As Andrew McDonald’s service record no longer survives it is very hard to know where he was fatally wounded and the war diary offers scant evidence. However, in September I will take his relatives, having travelled half way around the world, to the site of the jumping-off trenches occupied by C Company and let them stand where he stood on 9 April 1917. I am pretty confident that he was wounded in the fields in front of us, rising towards Farbus and Thélus on the southern shoulder of Vimy Ridge. The beautiful Highland Cemetery now stands close to the site of C Company’s advance. It is full of Highland Division men and is well worth a visit.

Highland Cemetery, Roclincourt

One casualty buried in the cemetery that particularly stood out for me whilst reading Derek Bird’s book was Sergeant Charles Mackenzie who was reportedly killed while engaged in a bayonet fight. One of his men was bayoneted and in a selfless act Mackenzie stood over his body to protect him from further wounding.  Sadly he himself was then overcome and killed.

Sgt Charles Mackenzie, killed in a bayonet fight on 9 April

Fatally wounded on 9 April Andrew McDonald succumbed to his wounds on 13 April, having made it back to the huge hospitals near Etaples. He is buried in the vast and sobering Etaples Military Cemetery, another spot my clients will visit on their September pilgrimage.

Panorama overlooking Highland Cemetery. It is taken close to the site of the Battalion HQ during the opening stages of the Battle of Arras. The tree lined road on the left takes you to Thelus.

All of this took place just off the A26 motorway so please spare a thought and look to your right and the lonely Highland Cemetery just past Junction 7 next time you are heading south.

Total losses for the Battalion during the opening stages of the Battle of Arras were 9 Officers and 320 Other Ranks.
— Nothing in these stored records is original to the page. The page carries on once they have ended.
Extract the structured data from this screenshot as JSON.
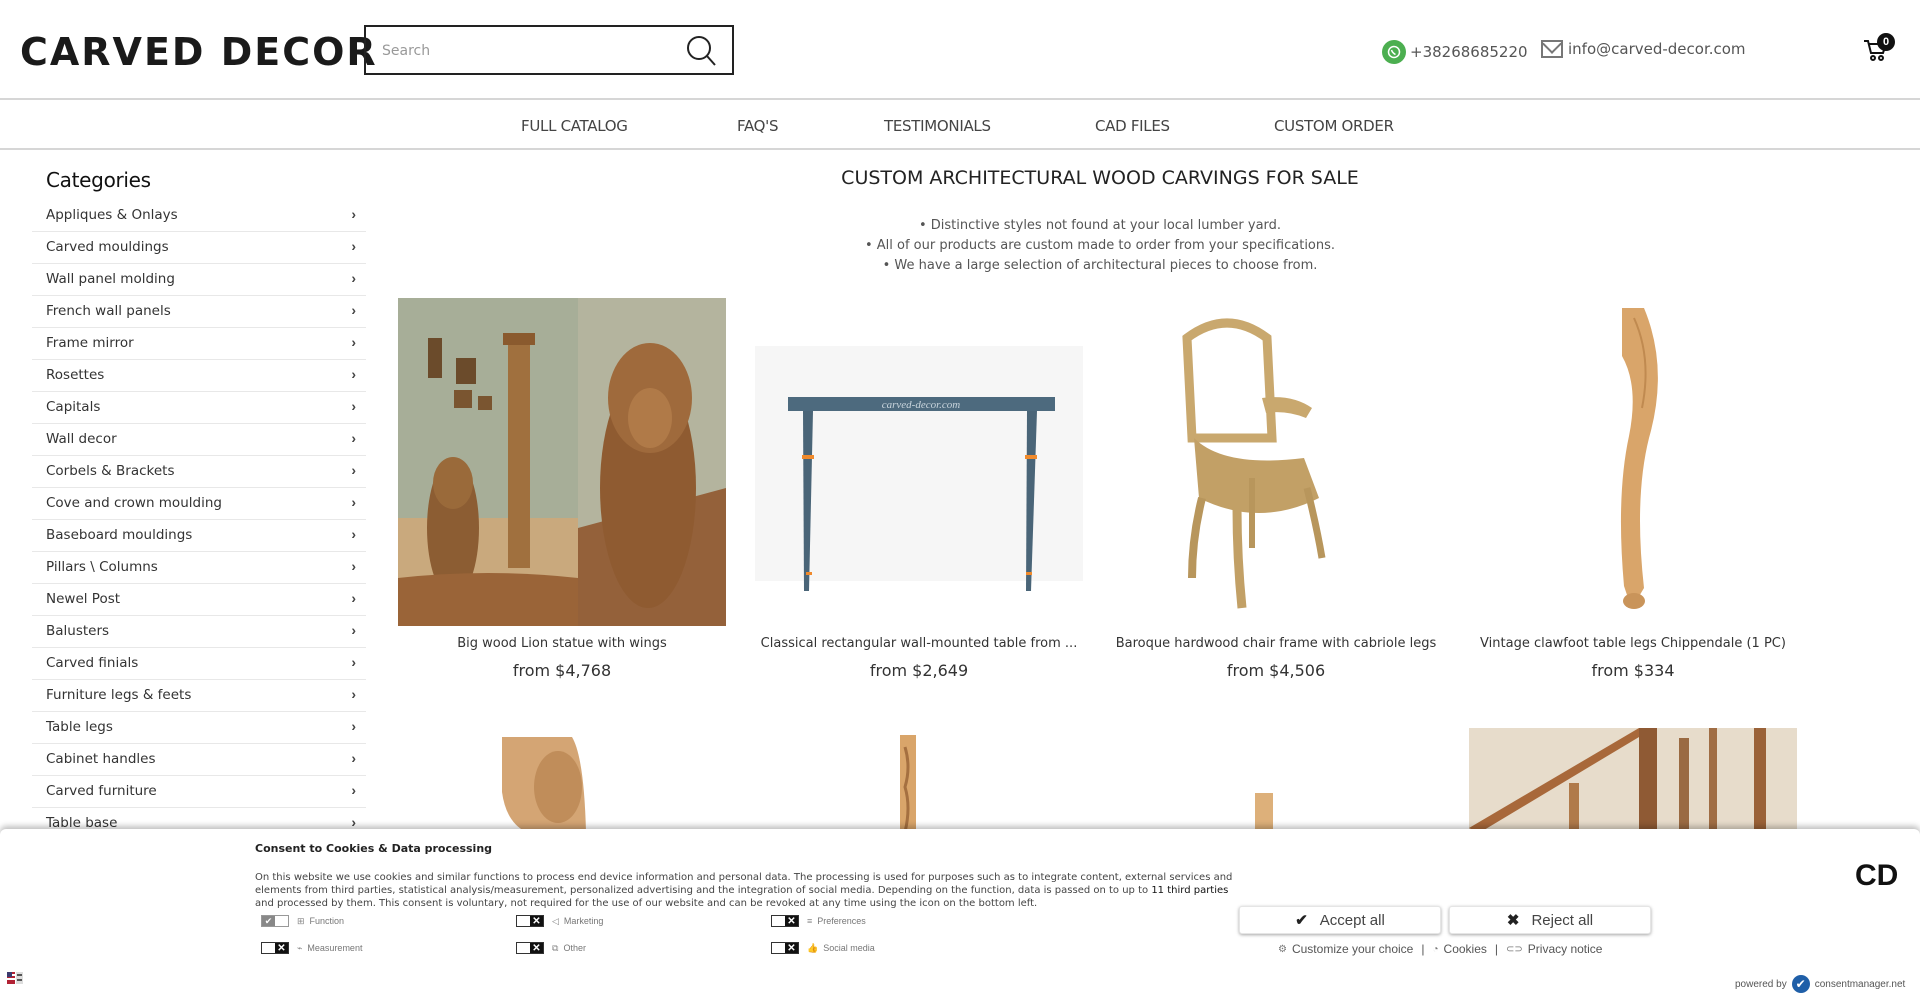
{
  "header": {
    "logo": "CARVED DECOR",
    "search_placeholder": "Search",
    "phone": "+38268685220",
    "email": "info@carved-decor.com",
    "cart_count": "0"
  },
  "nav": [
    {
      "label": "FULL CATALOG"
    },
    {
      "label": "FAQ'S"
    },
    {
      "label": "TESTIMONIALS"
    },
    {
      "label": "CAD FILES"
    },
    {
      "label": "CUSTOM ORDER"
    }
  ],
  "sidebar": {
    "title": "Categories",
    "items": [
      {
        "label": "Appliques & Onlays"
      },
      {
        "label": "Carved mouldings"
      },
      {
        "label": "Wall panel molding"
      },
      {
        "label": "French wall panels"
      },
      {
        "label": "Frame mirror"
      },
      {
        "label": "Rosettes"
      },
      {
        "label": "Capitals"
      },
      {
        "label": "Wall decor"
      },
      {
        "label": "Corbels & Brackets"
      },
      {
        "label": "Cove and crown moulding"
      },
      {
        "label": "Baseboard mouldings"
      },
      {
        "label": "Pillars \\ Columns"
      },
      {
        "label": "Newel Post"
      },
      {
        "label": "Balusters"
      },
      {
        "label": "Carved finials"
      },
      {
        "label": "Furniture legs & feets"
      },
      {
        "label": "Table legs"
      },
      {
        "label": "Cabinet handles"
      },
      {
        "label": "Carved furniture"
      },
      {
        "label": "Table base"
      }
    ]
  },
  "main": {
    "title": "CUSTOM ARCHITECTURAL WOOD CARVINGS FOR SALE",
    "bullets": [
      "• Distinctive styles not found at your local lumber yard.",
      "• All of our products are custom made to order from your specifications.",
      "• We have a large selection of architectural pieces to choose from."
    ],
    "products": [
      {
        "name": "Big wood Lion statue with wings",
        "price": "from $4,768"
      },
      {
        "name": "Classical rectangular wall-mounted table from ...",
        "price": "from $2,649"
      },
      {
        "name": "Baroque hardwood chair frame with cabriole legs",
        "price": "from $4,506"
      },
      {
        "name": "Vintage clawfoot table legs Chippendale (1 PC)",
        "price": "from $334"
      }
    ],
    "table_watermark": "carved-decor.com"
  },
  "cookie": {
    "title": "Consent to Cookies & Data processing",
    "text_1": "On this website we use cookies and similar functions to process end device information and personal data. The processing is used for purposes such as to integrate content, external services and elements from third parties, statistical analysis/measurement, personalized advertising and the integration of social media. Depending on the function, data is passed on to up to ",
    "text_highlight": "11 third parties",
    "text_2": " and processed by them. This consent is voluntary, not required for the use of our website and can be revoked at any time using the icon on the bottom left.",
    "toggles": [
      {
        "label": "Function",
        "on": true
      },
      {
        "label": "Marketing",
        "on": false
      },
      {
        "label": "Preferences",
        "on": false
      },
      {
        "label": "Measurement",
        "on": false
      },
      {
        "label": "Other",
        "on": false
      },
      {
        "label": "Social media",
        "on": false
      }
    ],
    "brand": "CD",
    "accept_label": "Accept all",
    "reject_label": "Reject all",
    "customize_label": "Customize your choice",
    "cookies_label": "Cookies",
    "privacy_label": "Privacy notice",
    "powered_by": "powered by",
    "provider": "consentmanager.net"
  }
}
Further trials awaited the battalion later in the month at Roeux and the Chemical Works during some of the most savage infantry fighting of the war.  For those with an interest in the battalion Derek Bird has compiled a Roll of Honour to the fallen of the 6th Seaforths. It can be viewed here: